- ItemThe viability of insuring outpatient care for a micro health insurance scheme(Strathmore University, 2015-11) Oseko, Brian MigiroOutpatient care is not widely insured due to demand side moral hazard. This is compounded by the fact that there is very high out-of-pocket expenditure especially for the poor. Micro Insurance firms cater for the needs of the poor but outpatient care is rarely part of the cover given to them. Even with the ones that provide the cover, it is limited. The purpose of this study is to assess the feasibility of a micro insurance company to insure outpatient care. The study focuses on outpatient utilization for three schemes. Outpatient costs are assessed as a measure of utilization and premium payments are also used as a measure of utilization. The study uses a panel data set from a Kenyan insurance company for the years 2012-2014. It incorporates the use of hypothesis tests to assess outpatient medical costs. The level of utilization of the outpatient benefits is very low. A small number of policyholders utilize more than their premiums paid and even less exceed the cover limits. This shows that these schemes are viable. More importantly it raises the question; why is the level of utilization in these schemes low given the high levels of outpatient utilization in Kenya?

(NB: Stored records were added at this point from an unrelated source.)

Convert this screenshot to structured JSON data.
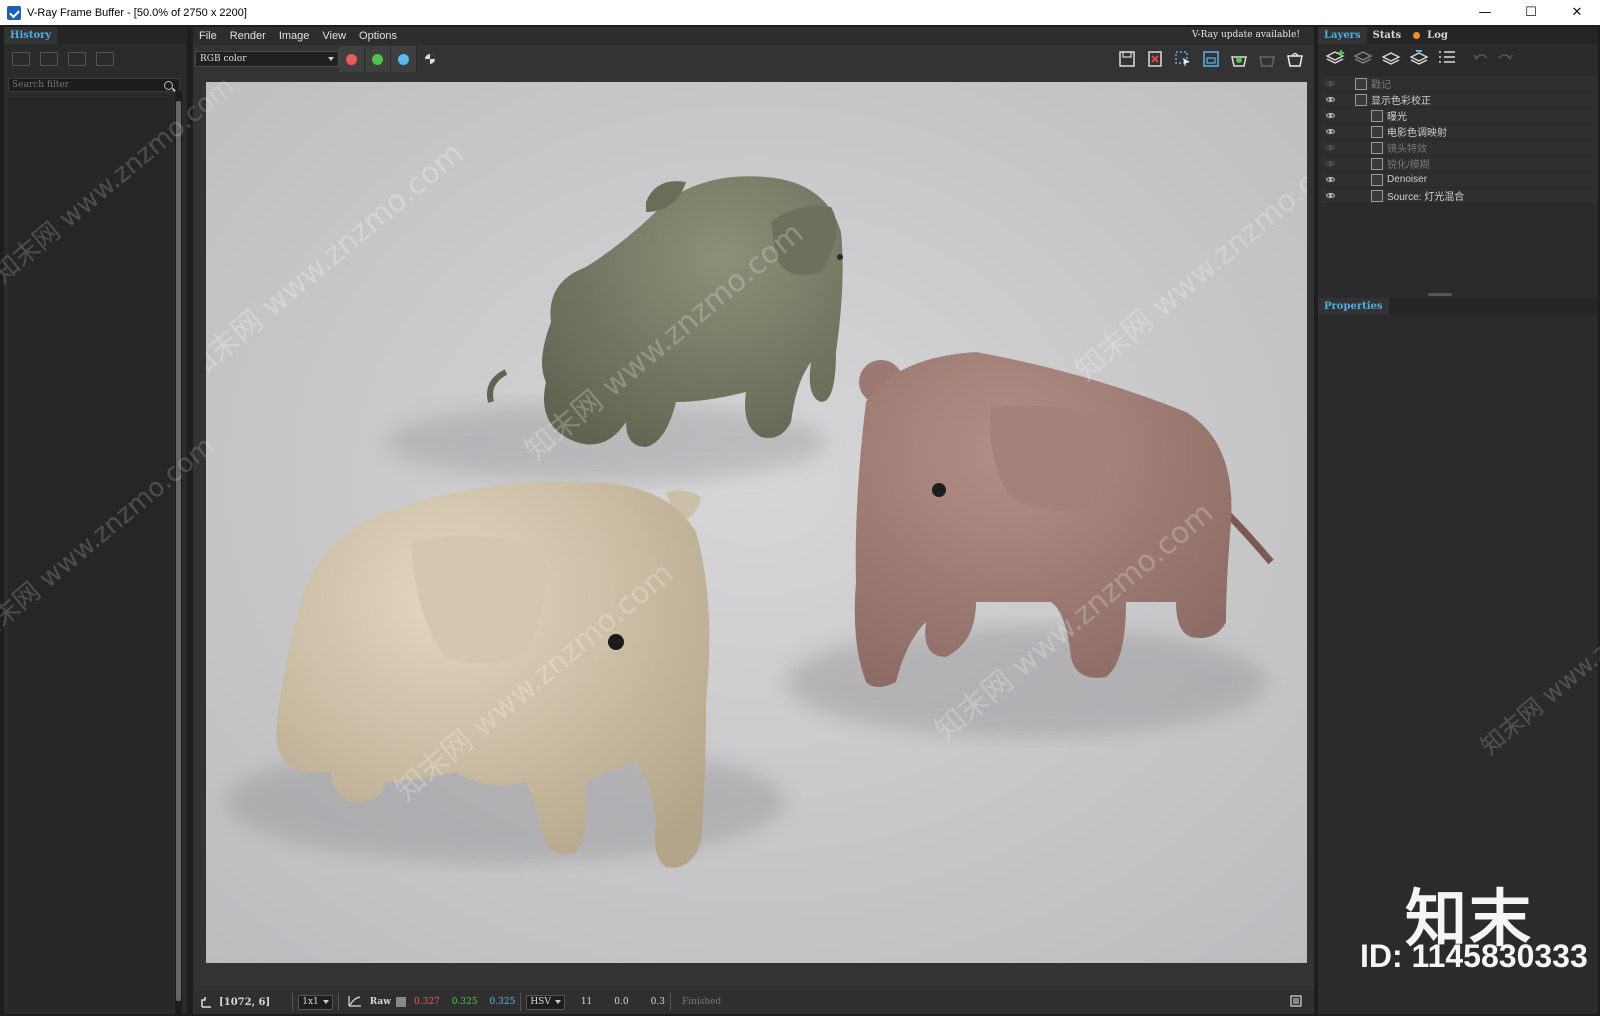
{
  "window": {
    "title": "V-Ray Frame Buffer - [50.0% of 2750 x 2200]",
    "controls": [
      "—",
      "☐",
      "✕"
    ]
  },
  "left_panel": {
    "tab": "History",
    "search_placeholder": "Search filter"
  },
  "menu": {
    "items": [
      "File",
      "Render",
      "Image",
      "View",
      "Options"
    ],
    "update_notice": "V-Ray update available!"
  },
  "toolbar": {
    "channel": "RGB color",
    "channel_colors": [
      "#e85b5b",
      "#4fc44f",
      "#5ab8ea"
    ]
  },
  "right_panel": {
    "tabs": [
      "Layers",
      "Stats",
      "Log"
    ],
    "layers": [
      {
        "label": "戳记",
        "enabled": false,
        "indent": 1
      },
      {
        "label": "显示色彩校正",
        "enabled": true,
        "indent": 1
      },
      {
        "label": "曝光",
        "enabled": true,
        "indent": 2
      },
      {
        "label": "电影色调映射",
        "enabled": true,
        "indent": 2
      },
      {
        "label": "镜头特效",
        "enabled": false,
        "indent": 2
      },
      {
        "label": "锐化/模糊",
        "enabled": false,
        "indent": 2
      },
      {
        "label": "Denoiser",
        "enabled": true,
        "indent": 2
      },
      {
        "label": "Source: 灯光混合",
        "enabled": true,
        "indent": 2
      }
    ],
    "properties_label": "Properties"
  },
  "status": {
    "coords": "[1072, 6]",
    "zoom": "1x1",
    "mode": "Raw",
    "r": "0.327",
    "g": "0.325",
    "b": "0.325",
    "color_space": "HSV",
    "h": "11",
    "s": "0.0",
    "v": "0.3",
    "state": "Finished"
  },
  "watermark": {
    "text": "知末网 www.znzmo.com",
    "brand": "知末",
    "id": "ID: 1145830333"
  }
}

- ItemInter - sector volatility spillover among equities on the Nairobi Stock Exchange(Strathmore University, 2015-11) Chuchu, Michael NyangasiThis paper investigates the existence and magnitude of volatility spillovers among equities on the Nair obi Securities Exchange. The multivariate VARMA - GARCH model is used to test for spillover effects between four broad sectors of the NSE: Agricultural, Financial, Commercial and Services and Industrial. The significance of the parameters of the model are used as an indicator of the spillover effect between sectors. Based on the empirical results, the biggest volatility spillover is from the commercial and services sector to the broad industrial sector. There are also significant spillovers from the industrial and agricultural sectors to the financial and commercial and services sectors, as well as from the financial and commercial and services sectors to the broad industrial sector.